Two whistleblowers recently scored $114 million from the Securities and Exchange Commission, bringing the total amount paid out by the SEC whistleblower program over the past decade to over $1 billion.

Since the program was created in the Dodd-Frank Act in 2010, 207 whistleblowers have received between 10 to 30 percent of the fines levied against financial institutions in return for alerting the SEC about their firm’s illegal activities.

One of the two awardees got $110 million, which is the second-highest payout ever.

I never thought of “whistleblower” as a career, but it seems quite profitable and full of intrigue and excitement. Maybe even driven a little bit by spite.

My kind of job.

Then again, I have served as a de facto whistleblower at least three times in my life, and in all three cases, I was awarded exactly zero dollars for my services.

I maintain a running list of occupations that I would like to pursue if and when I stop being a teacher (or, let’s be honest, in addition to being a teacher), but I guess that adding whistleblower to that list is a little unrealistic, particularly given that I don’t currently work in finance.

That list, which was updated as recently as this past July, looks like this:

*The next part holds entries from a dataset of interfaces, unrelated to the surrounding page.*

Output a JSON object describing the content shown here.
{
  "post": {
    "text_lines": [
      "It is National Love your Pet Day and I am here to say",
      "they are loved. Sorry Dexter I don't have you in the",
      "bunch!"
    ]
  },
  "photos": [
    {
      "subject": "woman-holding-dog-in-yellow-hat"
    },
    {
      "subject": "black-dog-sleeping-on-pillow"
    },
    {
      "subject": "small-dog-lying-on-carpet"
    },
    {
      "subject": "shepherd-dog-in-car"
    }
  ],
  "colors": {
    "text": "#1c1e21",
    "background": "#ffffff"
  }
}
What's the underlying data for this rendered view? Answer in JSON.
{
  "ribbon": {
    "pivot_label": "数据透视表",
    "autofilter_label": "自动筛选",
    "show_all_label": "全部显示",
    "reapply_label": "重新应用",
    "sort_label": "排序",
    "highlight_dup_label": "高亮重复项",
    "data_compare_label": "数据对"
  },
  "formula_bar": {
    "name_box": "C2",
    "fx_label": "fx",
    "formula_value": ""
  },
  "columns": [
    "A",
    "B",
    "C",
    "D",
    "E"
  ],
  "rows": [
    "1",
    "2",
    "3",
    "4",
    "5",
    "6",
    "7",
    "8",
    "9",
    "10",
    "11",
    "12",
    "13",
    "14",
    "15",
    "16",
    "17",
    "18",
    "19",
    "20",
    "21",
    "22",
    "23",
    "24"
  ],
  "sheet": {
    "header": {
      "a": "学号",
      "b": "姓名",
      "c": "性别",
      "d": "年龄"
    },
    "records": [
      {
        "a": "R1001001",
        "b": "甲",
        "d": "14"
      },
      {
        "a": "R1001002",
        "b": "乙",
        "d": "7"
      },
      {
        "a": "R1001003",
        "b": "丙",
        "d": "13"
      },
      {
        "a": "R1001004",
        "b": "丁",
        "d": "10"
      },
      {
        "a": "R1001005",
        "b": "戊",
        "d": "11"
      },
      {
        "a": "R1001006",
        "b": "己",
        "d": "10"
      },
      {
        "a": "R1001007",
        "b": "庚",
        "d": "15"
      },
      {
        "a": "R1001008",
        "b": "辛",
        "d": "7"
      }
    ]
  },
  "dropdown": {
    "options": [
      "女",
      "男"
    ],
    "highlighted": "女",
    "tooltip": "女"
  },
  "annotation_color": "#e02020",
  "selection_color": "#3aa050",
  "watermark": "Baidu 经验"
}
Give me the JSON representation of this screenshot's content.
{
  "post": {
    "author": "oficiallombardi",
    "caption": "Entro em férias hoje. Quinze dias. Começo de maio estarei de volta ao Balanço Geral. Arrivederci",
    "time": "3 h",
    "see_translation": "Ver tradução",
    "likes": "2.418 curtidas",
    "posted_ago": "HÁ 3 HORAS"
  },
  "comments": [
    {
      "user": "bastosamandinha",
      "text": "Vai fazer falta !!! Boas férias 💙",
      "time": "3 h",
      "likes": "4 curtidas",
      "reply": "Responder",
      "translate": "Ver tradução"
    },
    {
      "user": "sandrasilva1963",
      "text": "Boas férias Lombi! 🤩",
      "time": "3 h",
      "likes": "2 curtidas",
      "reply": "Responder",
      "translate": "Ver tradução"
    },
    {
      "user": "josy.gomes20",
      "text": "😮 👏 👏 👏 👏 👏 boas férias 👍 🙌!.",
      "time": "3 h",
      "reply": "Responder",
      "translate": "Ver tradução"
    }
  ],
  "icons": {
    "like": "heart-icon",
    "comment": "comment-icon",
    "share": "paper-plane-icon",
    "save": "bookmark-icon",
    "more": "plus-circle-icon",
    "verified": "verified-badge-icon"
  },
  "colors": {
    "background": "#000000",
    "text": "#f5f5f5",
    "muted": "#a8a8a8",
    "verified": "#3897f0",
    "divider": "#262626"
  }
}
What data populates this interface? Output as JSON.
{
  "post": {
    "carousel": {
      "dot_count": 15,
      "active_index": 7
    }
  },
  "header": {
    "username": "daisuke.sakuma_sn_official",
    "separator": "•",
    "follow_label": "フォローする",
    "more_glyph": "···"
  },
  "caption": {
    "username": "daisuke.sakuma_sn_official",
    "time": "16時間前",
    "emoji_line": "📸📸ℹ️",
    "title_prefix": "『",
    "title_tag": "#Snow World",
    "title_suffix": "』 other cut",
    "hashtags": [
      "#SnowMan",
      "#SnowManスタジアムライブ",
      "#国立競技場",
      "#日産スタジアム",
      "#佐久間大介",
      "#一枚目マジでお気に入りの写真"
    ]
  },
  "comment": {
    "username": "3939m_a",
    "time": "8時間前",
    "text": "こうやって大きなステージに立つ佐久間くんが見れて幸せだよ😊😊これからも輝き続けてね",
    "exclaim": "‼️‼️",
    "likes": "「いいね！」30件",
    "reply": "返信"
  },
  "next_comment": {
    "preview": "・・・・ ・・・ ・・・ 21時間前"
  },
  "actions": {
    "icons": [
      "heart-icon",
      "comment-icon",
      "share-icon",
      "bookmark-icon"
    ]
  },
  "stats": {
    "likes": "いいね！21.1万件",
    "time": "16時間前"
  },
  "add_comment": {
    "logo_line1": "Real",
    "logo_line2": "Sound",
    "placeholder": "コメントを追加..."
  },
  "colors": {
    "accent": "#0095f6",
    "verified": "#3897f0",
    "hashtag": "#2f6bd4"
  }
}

  • Behavioral economist
  • Bookstore owner
  • Therapist
  • Instructional coach
  • Camp director
  • College professor
  • Productivity consultant
  • Financial analyst
  • CEO of The Boy Scouts of America
  • Firefighter
  • Filmmaker
  • Newspaper columnist
  • Postal carrier
  • CEO of The Girl Scouts of America
  • Professional poker player
  • Hot dog vendor at an MLB stadium
  • Bartender
  • Psychologist